(Website and app data records)
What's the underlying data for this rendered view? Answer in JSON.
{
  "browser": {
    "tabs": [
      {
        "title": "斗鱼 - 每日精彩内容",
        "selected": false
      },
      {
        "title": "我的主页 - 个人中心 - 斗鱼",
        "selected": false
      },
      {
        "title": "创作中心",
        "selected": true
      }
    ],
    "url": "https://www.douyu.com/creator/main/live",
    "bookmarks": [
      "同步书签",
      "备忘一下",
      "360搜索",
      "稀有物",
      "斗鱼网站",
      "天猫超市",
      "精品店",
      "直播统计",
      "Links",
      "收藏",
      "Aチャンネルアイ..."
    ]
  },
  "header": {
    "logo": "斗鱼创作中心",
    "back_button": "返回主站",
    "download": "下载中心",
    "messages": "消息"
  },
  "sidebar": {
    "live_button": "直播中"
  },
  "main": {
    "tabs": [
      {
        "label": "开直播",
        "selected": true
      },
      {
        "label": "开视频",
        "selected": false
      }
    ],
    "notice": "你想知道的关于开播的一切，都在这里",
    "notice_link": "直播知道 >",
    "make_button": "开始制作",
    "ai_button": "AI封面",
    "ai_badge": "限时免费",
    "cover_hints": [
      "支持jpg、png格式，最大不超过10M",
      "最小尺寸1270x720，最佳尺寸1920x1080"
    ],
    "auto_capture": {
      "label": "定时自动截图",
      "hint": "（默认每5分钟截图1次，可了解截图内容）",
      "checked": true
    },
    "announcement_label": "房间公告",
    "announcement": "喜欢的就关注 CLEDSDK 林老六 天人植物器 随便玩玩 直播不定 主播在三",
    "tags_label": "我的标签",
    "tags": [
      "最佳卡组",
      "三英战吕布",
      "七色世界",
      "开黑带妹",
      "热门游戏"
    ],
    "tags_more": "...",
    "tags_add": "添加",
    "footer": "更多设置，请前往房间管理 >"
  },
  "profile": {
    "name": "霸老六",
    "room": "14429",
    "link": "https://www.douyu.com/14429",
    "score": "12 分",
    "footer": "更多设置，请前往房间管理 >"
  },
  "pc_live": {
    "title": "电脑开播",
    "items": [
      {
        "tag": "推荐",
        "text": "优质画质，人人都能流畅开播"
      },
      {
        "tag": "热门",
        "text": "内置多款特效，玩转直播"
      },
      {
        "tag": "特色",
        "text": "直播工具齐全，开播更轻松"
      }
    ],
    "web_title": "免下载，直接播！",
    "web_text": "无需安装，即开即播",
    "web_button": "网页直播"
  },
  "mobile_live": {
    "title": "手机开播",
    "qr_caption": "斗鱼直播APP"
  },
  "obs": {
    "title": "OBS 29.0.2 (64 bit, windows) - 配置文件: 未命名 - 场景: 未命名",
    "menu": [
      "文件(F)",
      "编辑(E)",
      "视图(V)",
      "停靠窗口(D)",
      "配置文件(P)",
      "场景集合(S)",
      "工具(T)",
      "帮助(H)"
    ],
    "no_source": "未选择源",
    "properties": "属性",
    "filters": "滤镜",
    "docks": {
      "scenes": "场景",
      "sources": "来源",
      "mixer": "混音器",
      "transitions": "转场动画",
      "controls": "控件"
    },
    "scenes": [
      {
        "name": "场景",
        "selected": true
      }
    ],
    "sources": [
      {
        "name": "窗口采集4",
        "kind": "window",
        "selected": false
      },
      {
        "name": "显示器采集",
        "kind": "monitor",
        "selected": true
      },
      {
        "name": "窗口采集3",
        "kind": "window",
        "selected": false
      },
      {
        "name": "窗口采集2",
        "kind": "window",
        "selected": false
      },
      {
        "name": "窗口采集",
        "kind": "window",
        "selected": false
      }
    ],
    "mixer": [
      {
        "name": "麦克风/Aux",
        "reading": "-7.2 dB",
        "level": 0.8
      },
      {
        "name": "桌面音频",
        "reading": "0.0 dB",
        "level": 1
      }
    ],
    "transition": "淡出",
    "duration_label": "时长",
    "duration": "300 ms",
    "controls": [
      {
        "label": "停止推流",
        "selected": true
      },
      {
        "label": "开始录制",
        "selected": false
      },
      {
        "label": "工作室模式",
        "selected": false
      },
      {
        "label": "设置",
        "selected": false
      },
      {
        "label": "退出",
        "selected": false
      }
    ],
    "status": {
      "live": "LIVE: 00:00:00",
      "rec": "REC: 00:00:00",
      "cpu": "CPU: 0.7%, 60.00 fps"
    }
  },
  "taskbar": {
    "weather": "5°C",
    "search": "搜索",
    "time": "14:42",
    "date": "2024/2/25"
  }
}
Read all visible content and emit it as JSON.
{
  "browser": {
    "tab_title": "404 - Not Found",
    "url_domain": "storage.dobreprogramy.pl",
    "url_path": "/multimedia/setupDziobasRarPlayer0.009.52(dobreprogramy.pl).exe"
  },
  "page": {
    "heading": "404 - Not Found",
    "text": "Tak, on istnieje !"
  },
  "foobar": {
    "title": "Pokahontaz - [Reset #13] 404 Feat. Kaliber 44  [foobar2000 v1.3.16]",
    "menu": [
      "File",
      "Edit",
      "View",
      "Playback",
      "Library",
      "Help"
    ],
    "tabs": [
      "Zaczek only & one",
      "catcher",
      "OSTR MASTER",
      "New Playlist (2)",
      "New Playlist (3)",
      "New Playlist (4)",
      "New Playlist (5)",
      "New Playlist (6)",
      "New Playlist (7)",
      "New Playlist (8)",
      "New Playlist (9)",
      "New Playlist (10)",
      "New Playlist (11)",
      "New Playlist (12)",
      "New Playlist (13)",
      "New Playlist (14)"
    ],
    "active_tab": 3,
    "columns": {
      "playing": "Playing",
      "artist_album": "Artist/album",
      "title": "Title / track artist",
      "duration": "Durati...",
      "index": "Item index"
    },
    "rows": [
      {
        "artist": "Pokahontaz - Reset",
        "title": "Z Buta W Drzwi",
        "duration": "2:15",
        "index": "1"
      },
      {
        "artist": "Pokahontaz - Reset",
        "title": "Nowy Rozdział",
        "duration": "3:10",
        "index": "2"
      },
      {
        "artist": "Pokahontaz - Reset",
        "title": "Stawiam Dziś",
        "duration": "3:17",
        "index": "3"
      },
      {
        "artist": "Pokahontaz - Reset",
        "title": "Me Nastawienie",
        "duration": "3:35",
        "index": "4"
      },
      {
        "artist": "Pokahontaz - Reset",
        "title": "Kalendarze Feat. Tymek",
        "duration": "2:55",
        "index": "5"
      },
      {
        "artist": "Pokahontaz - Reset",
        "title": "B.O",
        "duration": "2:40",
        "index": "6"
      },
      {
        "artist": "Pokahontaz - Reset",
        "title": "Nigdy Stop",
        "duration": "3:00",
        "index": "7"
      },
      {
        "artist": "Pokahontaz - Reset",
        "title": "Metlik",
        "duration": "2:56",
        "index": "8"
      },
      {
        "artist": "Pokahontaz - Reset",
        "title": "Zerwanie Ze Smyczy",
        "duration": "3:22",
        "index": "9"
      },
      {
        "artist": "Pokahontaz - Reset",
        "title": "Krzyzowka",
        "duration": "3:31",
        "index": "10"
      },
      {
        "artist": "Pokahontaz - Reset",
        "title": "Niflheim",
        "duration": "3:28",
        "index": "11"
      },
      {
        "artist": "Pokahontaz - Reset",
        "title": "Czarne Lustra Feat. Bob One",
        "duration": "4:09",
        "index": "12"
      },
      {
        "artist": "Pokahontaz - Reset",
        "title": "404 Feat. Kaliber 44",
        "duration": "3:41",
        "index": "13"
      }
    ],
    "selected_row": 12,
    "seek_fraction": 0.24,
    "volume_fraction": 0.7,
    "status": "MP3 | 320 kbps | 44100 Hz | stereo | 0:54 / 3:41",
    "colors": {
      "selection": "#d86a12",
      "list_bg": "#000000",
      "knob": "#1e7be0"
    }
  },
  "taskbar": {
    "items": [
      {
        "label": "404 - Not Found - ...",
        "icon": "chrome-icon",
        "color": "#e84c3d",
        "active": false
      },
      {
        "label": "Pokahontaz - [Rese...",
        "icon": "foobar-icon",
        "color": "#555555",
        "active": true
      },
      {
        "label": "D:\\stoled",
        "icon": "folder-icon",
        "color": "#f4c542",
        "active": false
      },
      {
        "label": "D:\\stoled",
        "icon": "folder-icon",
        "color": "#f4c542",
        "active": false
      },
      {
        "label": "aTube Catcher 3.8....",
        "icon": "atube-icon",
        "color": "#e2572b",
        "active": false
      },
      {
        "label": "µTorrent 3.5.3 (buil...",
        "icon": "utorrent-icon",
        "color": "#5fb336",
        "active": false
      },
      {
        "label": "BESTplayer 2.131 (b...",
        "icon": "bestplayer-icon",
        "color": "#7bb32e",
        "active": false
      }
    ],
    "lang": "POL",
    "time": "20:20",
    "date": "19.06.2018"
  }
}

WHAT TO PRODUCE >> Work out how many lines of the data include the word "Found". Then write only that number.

RESULT OF THIS TASK >> 3